Kobina also noticed a change in what the film crews focused on:
In the beginning they focused a lot on shooting cool things they found, beauty shots of the corps in action, the introduction of the cast and their stories, relationships between the members in the corps. As the season progressed, they focused more on day to day life in spring training and on tour, our performances, what we do behind the scenes before performances, and the craziness of bus life.
As of this article, neither Kobina nor Catie have seen any of the footage taken by the Clash crews during the season. I was curious to know if there were any particular moments from their experiences this summer which they hoped to see on the show once it was released.
For Kobina, one moment in particular came to mind:
One moment i really hope shows up is a half serious argument that my seat partner and I had over M&Ms on one of the last days of tour. It captures our relationship perfectly I think. If I had to pick a singular moment as my favorite, it would probably be one of the rare times when my friends and I got to just be friends hanging out, not as members in a drum corps, for a few hours. Those really kept me sane in all the chaos of day to day life.
Catie, on the other hand, had many moments from her summer which she hoped Clash would convey to the audience:
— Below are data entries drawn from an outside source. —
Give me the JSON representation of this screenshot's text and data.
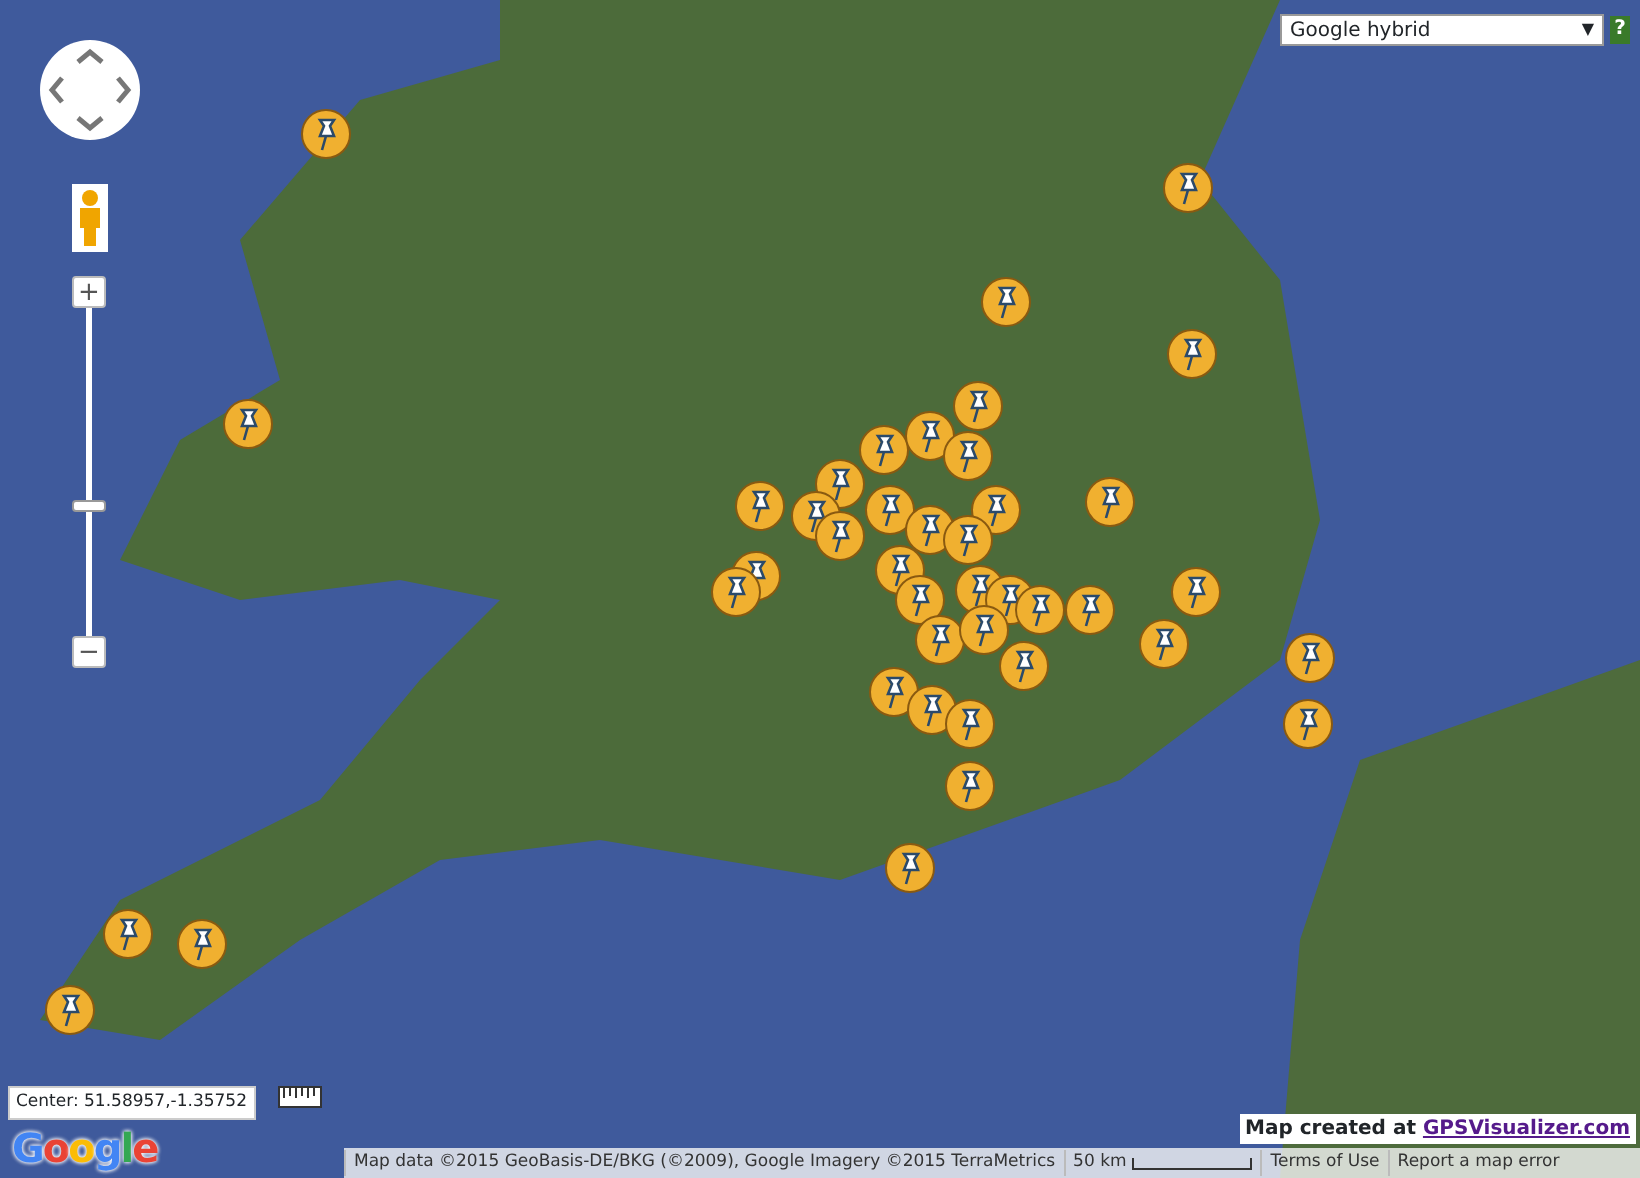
{
  "map_type": {
    "value": "Google hybrid",
    "caret": "▼"
  },
  "help": "?",
  "zoom": {
    "plus": "+",
    "minus": "−",
    "level": 0.39
  },
  "center": "Center: 51.58957,-1.35752",
  "logo": "Google",
  "credit": {
    "prefix": "Map created at ",
    "link": "GPSVisualizer.com"
  },
  "footer": {
    "attribution": "Map data ©2015 GeoBasis-DE/BKG (©2009), Google Imagery ©2015 TerraMetrics",
    "scale": "50 km",
    "links": [
      "Terms of Use",
      "Report a map error"
    ]
  }
}
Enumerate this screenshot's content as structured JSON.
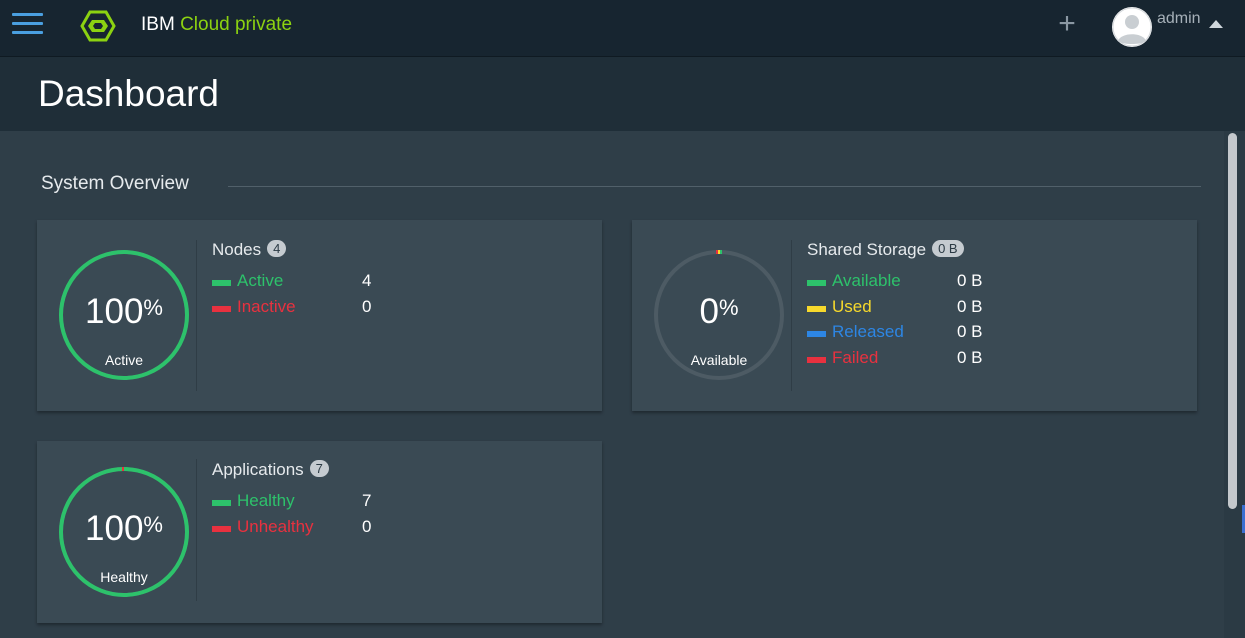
{
  "app": {
    "brand_ibm": "IBM",
    "brand_product": "Cloud private",
    "user_name": "admin",
    "add_label": "+"
  },
  "page": {
    "title": "Dashboard",
    "section_title": "System Overview"
  },
  "colors": {
    "green": "#2dc26b",
    "red": "#e8313f",
    "yellow": "#f7d92c",
    "blue": "#2d86e4",
    "ring_track": "#4d5b64"
  },
  "nodes": {
    "title": "Nodes",
    "count": "4",
    "percent": "100",
    "percent_suffix": "%",
    "ring_label": "Active",
    "fill_fraction": 1.0,
    "items": [
      {
        "label": "Active",
        "value": "4",
        "color": "#2dc26b"
      },
      {
        "label": "Inactive",
        "value": "0",
        "color": "#e8313f"
      }
    ]
  },
  "storage": {
    "title": "Shared Storage",
    "count": "0 B",
    "percent": "0",
    "percent_suffix": "%",
    "ring_label": "Available",
    "fill_fraction": 0.0,
    "items": [
      {
        "label": "Available",
        "value": "0 B",
        "color": "#2dc26b"
      },
      {
        "label": "Used",
        "value": "0 B",
        "color": "#f7d92c"
      },
      {
        "label": "Released",
        "value": "0 B",
        "color": "#2d86e4"
      },
      {
        "label": "Failed",
        "value": "0 B",
        "color": "#e8313f"
      }
    ]
  },
  "applications": {
    "title": "Applications",
    "count": "7",
    "percent": "100",
    "percent_suffix": "%",
    "ring_label": "Healthy",
    "fill_fraction": 1.0,
    "items": [
      {
        "label": "Healthy",
        "value": "7",
        "color": "#2dc26b"
      },
      {
        "label": "Unhealthy",
        "value": "0",
        "color": "#e8313f"
      }
    ]
  }
}
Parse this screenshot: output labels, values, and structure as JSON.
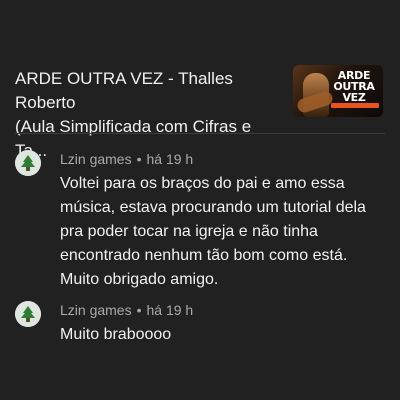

Honestly, my favorite moments were when I was laughing. Every part of this summer’s journey was incredible to me. Like in the beginning, learning at Mars, a dirt devil came and swirled around the whole corps and everything began to blow around and you could just hear the laughter burst from everyone. Or when we were on a lunch break throwing grapes back and forth at each other and making a comical war out of a simple fruit. All the bus rides were my favorite, and all the silly pictures my seat partner and I took. Or the one time it absolutely poured and The Blue Devils and The Cadets were stuck underneath a covering, since we could not perform. And having to run place to place to pack everything away – getting completely soaked – but you just could not help but laugh at the situation and how much fun it became. That is what I remember. All the moments it was hot or raining all of a sudden, or if I was a little extra sweaty or tired. I still found myself absolutely in love with life because those are the moments that make you who you are. Those moments are why I go back every summer.
Kobina, Catie, and Clash of the Corps will make their broadcast debut on the Fuse network on Wednesday, October 5, at 11PM Eastern. Visit the Fuse website to find out if your cable network carries Fuse. You can watch Clash of the Corps on your iOS or Android mobile device (cable subscription required). Episodes of Clash of the Corps will also be available to stream on Hulu the day after they air. You can hear more from Catie in this Marching Roundtable podcast interview about Clash of the Corps. Be sure to share Clash of the Corps with your friends and help spread awareness of the drum corps activity!